Two “contradicting” lessons I learned in 2014

What a year it has been! – Just curious: Does every blog post reflecting on the year start out with that exact same lede? Oh well. It’s true.

Every New Year’s Eve a great time to look back on the past 365 days and see what you’ve accomplished and what you’d like to change about yourself. For me, I feel as if this year has carried even more weight because I graduated college exactly one year ago. (Taking the non-conventional route and graduating in a winter semester paid off, if only for this blog post’s sake.)

In the past year, I began an awesome career as the Social Media Manager of TheSpiroGroup, and one of its main clients is The Mid-Atlantic Sports Network (MASN). MASN is the television home of the Baltimore Orioles and Washington Nationals, and as a baseball lover, is there a better place to start my career? I’ve been blessed to work at MASN for the last four seasons, but this was my first time not having to leave the teams to go back to college.

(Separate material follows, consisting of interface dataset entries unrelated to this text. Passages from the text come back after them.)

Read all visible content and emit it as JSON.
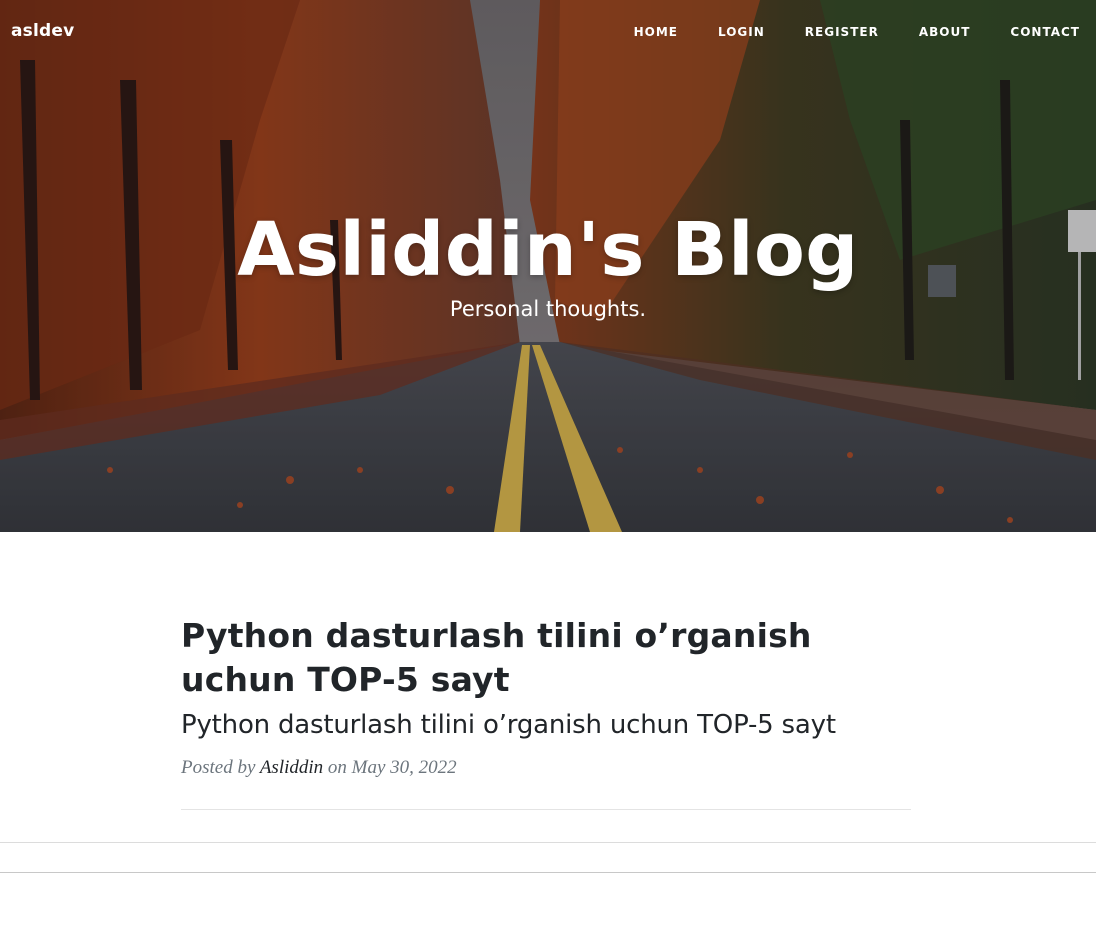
{
  "nav": {
    "brand": "asldev",
    "links": [
      {
        "label": "HOME"
      },
      {
        "label": "LOGIN"
      },
      {
        "label": "REGISTER"
      },
      {
        "label": "ABOUT"
      },
      {
        "label": "CONTACT"
      }
    ]
  },
  "hero": {
    "title": "Asliddin's Blog",
    "subtitle": "Personal thoughts.",
    "image": "autumn-forest-road-photo"
  },
  "posts": [
    {
      "title": "Python dasturlash tilini o’rganish uchun TOP-5 sayt",
      "subtitle": "Python dasturlash tilini o’rganish uchun TOP-5 sayt",
      "meta_prefix": "Posted by",
      "author": "Asliddin",
      "meta_on": "on",
      "date": "May 30, 2022"
    }
  ],
  "colors": {
    "text_dark": "#212529",
    "text_muted": "#6c757d",
    "nav_text": "#ffffff"
  }
}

And what a time to dive right in! Both teams made the playoffs, and the organization’s social media coverage was (and is) rapidly expanding. For work alone, I got to take trips to Baltimore, D.C., San Francisco, Kansas City and San Diego!

A piece of advice: If you have the opportunity to go into a career in which you’ll have the chance to travel, DO IT! What a learning experience.

After my first year in the field, I feel like I can sum up all I’ve learned into two main points. Bear with me, the two things seem like they contradict each other, but hang in there:

1. You don’t know that much.

Why, yes, I graduated from college Summa Cum Laude. Here’s a tip: No one cares, (and honestly, I don’t even know how to pronounce Summa Cum Laude.)

When your professors ship you out of their classes, they’ll tell you that they prepared you for the real world, and that you’re so ready to conquer your entry-level job like no other entry-level employee in the history of entry-level employment has. Now, this is nothing against my professors. They helped me so much over the years. But here’s the thing: Professors help equip you with knowledge, but when you leave, you have to figure out what the heck to do with it.

And figuring that out is not going to be an overnight process. From someone who was just there, you better go into that first job/internship with humility, or you’ll be humbled. Maybe you did more activities or got better grades than others around you, but if they have more experience than you, trust me, they know more.

Take advantage of the knowledge: Ask questions, admit when you’re wrong and put all the knowledge you’ve learned into actual practice (not just something for a grade on a project). It will be messy, but you’ll grow so much through it.

So for the second point …

2. You know more than you think.

OK, so this may seem as if it contradicts my first point, but trust me, it doesn’t. You do know a lot! You’ve been equipped from college with a wealth of information. You know new techniques that others may not. We’re Gen Y for crying out loud.

While the first year for you may be mostly a learning year, you also have a lot to offer others. You’re coming off four-ish years of straight learning. Once you learn how to apply it, you should be showcasing your new ideas and fresh perspective.

Often, I find myself selling myself short. I’m big on making fun of myself or exclaiming, “Uhh, I don’t know. You know better.” New Year’s Resolution: Stop that.

As this year comes to a close, I’m looking forward to take what I’ve learned and what I’m continuing to learn and transforming them into cohesive and intelligent ideas. I am capable of more than what I think right now, and I’m excited to see my thoughts come to fruition.

Here’s to 2015.

Olivia Witherite is based in Baltimore and is currently working on projects for, and more. You can learn more about her career on LinkedIn and more about her personal life on Twitter.

Leave a Reply

Your email address will not be published. Required fields are marked *